The Siwash Creek project was originally conceived as a two-megawatt power plant by the original proponent Chad Peterson, who holds a 50-per-cent stake through Green Valley Power, with the Kanaka Bar Indian Band holding the other half.
The partners were asked by B.C. Hydro to trim the capacity back to one megawatt, but by the time the Crown corporation announced its approval, it agreed to only half that — 500 kilowatts — under its Standing Order clean-energy program.
“Hydro wanted to charge us $2.1 million to connect to the grid, but then they said they could reduce it if we took a little trim on the project,” said Kanaka Bar Chief Patrick Michell.
The revenue stream for the band and Green Valley Power has been halved to about $250,000 a year.
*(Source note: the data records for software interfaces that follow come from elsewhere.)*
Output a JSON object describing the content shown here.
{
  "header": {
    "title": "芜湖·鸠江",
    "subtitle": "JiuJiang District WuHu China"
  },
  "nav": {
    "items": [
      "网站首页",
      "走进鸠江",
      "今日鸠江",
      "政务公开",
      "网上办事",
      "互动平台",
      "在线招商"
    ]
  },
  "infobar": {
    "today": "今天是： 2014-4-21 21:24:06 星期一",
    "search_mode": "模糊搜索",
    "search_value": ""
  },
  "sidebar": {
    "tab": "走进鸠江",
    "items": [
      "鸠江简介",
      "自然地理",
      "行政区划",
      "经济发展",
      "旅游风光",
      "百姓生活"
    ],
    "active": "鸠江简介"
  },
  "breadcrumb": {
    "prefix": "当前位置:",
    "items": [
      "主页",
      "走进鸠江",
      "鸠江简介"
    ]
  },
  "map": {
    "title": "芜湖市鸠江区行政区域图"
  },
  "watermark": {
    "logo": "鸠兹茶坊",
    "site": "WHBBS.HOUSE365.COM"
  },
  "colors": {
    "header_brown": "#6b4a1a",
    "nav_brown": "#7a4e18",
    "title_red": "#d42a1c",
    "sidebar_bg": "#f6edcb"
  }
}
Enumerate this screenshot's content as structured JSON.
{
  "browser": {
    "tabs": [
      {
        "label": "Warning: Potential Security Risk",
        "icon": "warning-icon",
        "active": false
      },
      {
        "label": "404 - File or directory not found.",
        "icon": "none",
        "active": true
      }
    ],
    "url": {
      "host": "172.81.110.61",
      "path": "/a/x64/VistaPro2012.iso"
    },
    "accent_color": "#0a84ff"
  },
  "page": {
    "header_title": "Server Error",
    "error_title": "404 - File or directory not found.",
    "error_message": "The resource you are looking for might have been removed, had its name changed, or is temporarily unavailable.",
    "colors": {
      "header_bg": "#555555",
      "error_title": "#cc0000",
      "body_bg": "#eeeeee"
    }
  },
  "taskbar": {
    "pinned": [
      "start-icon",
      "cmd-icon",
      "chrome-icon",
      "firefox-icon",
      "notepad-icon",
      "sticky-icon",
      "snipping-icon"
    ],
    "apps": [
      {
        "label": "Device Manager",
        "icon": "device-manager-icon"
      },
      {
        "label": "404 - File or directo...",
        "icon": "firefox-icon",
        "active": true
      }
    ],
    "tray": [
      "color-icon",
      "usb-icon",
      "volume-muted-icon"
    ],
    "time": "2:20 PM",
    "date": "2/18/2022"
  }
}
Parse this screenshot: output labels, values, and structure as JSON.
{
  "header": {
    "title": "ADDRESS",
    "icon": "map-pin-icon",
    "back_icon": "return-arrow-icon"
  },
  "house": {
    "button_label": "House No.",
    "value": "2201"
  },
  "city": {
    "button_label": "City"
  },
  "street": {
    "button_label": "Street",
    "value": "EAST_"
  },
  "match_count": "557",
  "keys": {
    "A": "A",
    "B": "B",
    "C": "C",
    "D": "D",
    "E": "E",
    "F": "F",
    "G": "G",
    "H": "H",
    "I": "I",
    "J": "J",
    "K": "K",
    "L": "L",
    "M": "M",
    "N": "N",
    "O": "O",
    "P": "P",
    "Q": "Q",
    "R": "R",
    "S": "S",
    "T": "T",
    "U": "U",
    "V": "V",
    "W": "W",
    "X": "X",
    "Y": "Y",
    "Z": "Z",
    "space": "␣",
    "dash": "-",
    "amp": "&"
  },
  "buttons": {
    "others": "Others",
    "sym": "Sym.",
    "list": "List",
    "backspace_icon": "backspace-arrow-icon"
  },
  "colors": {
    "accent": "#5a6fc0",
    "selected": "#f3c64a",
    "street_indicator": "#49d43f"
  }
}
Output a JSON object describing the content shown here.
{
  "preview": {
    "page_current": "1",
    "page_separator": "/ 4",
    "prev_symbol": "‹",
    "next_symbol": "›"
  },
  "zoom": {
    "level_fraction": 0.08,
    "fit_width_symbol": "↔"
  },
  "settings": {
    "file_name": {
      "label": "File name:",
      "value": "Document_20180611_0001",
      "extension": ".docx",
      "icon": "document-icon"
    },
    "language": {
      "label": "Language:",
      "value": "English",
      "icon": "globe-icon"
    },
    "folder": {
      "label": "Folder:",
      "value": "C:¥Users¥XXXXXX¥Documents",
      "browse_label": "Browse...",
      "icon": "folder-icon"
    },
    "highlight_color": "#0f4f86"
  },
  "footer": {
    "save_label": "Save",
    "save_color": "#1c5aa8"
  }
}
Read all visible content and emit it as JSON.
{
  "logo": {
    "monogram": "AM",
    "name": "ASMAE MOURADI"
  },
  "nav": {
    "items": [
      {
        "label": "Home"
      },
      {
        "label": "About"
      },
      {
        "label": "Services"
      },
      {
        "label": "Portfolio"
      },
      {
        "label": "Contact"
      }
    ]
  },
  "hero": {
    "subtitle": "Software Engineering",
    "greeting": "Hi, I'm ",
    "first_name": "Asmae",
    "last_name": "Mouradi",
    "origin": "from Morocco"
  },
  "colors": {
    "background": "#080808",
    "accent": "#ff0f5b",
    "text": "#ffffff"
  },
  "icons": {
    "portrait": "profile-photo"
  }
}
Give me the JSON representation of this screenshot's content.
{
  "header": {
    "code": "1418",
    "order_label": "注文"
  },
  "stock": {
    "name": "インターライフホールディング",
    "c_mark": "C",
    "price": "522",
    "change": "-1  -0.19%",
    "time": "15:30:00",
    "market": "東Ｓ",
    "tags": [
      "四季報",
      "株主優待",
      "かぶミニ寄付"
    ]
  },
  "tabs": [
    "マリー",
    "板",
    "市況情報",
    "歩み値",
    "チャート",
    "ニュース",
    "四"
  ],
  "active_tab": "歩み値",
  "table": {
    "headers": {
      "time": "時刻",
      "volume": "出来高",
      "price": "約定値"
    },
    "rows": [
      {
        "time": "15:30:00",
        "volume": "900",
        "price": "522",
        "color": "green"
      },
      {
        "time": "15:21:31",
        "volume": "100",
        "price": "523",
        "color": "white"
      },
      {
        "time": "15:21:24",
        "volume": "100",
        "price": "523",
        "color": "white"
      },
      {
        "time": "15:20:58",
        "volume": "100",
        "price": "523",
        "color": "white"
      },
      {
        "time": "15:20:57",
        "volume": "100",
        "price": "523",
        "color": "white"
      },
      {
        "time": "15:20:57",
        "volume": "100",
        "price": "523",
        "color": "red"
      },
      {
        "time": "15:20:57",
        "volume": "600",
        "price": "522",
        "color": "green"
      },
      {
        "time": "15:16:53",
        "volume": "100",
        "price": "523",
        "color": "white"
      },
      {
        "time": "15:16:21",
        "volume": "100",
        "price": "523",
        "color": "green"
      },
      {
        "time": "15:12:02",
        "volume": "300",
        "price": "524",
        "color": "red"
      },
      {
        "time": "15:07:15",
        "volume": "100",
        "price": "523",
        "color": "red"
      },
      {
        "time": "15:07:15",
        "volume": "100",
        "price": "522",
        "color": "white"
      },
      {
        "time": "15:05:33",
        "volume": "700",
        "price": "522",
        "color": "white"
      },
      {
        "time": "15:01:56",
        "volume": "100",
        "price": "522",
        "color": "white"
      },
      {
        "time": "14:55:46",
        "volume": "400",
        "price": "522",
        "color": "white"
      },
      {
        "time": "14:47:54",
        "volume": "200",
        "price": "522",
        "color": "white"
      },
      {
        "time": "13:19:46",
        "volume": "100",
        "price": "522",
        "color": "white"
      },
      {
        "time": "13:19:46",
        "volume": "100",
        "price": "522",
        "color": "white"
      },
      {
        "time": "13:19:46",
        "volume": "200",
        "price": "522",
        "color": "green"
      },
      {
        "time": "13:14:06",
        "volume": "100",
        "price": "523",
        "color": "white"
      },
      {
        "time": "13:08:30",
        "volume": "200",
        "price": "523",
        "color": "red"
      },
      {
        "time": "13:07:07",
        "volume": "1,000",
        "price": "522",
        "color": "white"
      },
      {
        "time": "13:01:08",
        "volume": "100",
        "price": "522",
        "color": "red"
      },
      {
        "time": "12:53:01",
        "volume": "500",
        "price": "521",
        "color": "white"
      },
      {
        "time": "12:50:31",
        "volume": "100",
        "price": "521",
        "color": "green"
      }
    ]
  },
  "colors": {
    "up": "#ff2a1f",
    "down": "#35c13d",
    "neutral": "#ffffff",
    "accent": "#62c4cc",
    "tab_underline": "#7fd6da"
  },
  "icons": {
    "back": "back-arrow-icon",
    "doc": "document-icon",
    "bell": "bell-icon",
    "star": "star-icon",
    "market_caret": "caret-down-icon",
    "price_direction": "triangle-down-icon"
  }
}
The original cost of running the $3.7-million plant, including financing, was projected to be $273,000 a year, according to the Kanaka Bar economic development plan.
“By our initial forecast, we will have to subsidize the loan for 20 years,” said Michell. “It doesn’t make any sense.”
The Kanaka Band has already invested $450,000 in feasibility, hydrology and engineering studies, with a similar investment from Green Valley.
B.C. Hydro announced it would pursue five purchase agreements last March with five First Nations projects — including Siwash Creek — including hydro, solar and wind energy projects. A purchase agreement allows proponents to sell electricity to B.C. Hydro at a set price.
However, at least ten other “shovel-ready” clean energy projects may be doomed while B.C. Hydro completes a review of its own operations and its place in the energy sector, including B.C.’s future power needs.
With the 1,100-megawatt Site C Dam planned for completion in 2024, B.C. Hydro now projects it will have a surplus of electricity until the early 2030s.
Even if British Columbians put 300,000 electric vehicles on the road over the next 12 years, they will require only 300 megawatts of new capacity, the company said.
A long-term surplus could effectively halt all small-scale clean energy development, according to Clean Energy B.C.
“(B.C. Hydro) dropped their offer down to 500 kilowatts right around the time they announced their review,” said Michell. “So we filled out the paperwork at 500 kilowatts and (B.C. Hydro) got to make its announcement of five projects.”
In the new few weeks, Kanaka and Green Valley will discuss whether they can move forward with a new financial model or shelve the project, he said.
B.C. Hydro declined to comment on the rationale for downsizing Siwash Creek’s power purchase agreement.
The Kanaka Bar Band successfully operates a 49.9-megawatt run-of-river plant on Kwoiek Creek with partners Innergex Renewable Energy.